Concentration of fluoride in our drinking water above certain level is linked to 30% increase in cases of thyroid problems, the latest research concludes, conducted by the scientists of the University of Kent at the Centre for Health Services Studies. ondition where thyroid produces less of key hormones needed for the body, called hypothyroidism, causes weight gain, depression and tiredness.
Fluoridation of water has been a public health policy for many years, aimed to protect the nation's tooth health, as fluoride helps reduce tooth decay. The researchers are now questioning the policy and calling to revise it, warning that adding fluoride to the water supply may be harmful.

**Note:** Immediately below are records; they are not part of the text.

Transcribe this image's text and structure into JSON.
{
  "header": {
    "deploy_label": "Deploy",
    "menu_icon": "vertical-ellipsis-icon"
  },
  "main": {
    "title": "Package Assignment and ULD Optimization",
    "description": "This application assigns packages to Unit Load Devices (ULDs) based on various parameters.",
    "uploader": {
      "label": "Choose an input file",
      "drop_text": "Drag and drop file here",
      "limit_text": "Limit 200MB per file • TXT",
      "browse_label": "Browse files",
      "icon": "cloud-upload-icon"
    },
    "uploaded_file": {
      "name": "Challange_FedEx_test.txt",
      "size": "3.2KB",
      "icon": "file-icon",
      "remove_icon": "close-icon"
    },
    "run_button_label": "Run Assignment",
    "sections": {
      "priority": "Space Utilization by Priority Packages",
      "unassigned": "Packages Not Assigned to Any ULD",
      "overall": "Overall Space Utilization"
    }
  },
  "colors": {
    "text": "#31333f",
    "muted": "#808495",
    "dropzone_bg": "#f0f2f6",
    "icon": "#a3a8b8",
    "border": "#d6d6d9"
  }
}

Fluoride is a mineral found in water and certain foods, such as fish and tea. Adding additional fluoride to water and tooth paste has been considered a safe and effective public health measure in England.
In England, around 10 per cent of the population - amounting to six million people - live in areas with a naturally or artificially fluoridated water supply of 1mg fluoride per litre of drinking water.
The study was based on comparing the GP practices data reporting cases of underactive thyroid in two areas: Midlands - where drinking water is fluoridated, and Greater Manchester - where it is not.
The findings are that GP practices in the West Midlands reported nearly twice as high rates of hypothyroidism as those in Greater Manchester.
Scientists have found that, in areas where fluoride levels were above 0.7mg per litre, the higher than expected rates of hypothyroidism were reported by local GP practices than in areas with levels below this dilution.
High rates of hypothyroidism were at least 30 per cent more likely in GP practices located in areas with fluoride levels in excess of 0.3mg per litre.
The authors, led by Professor Stephen Peckham, conclude: 'Consideration needs to be given to reducing fluoride exposure, and public dental health interventions should stop [those] reliant on ingested fluoride and switch to topical fluoride-based and non-fluoride-based interventions.'
Some other expert disagree and question the results of the study.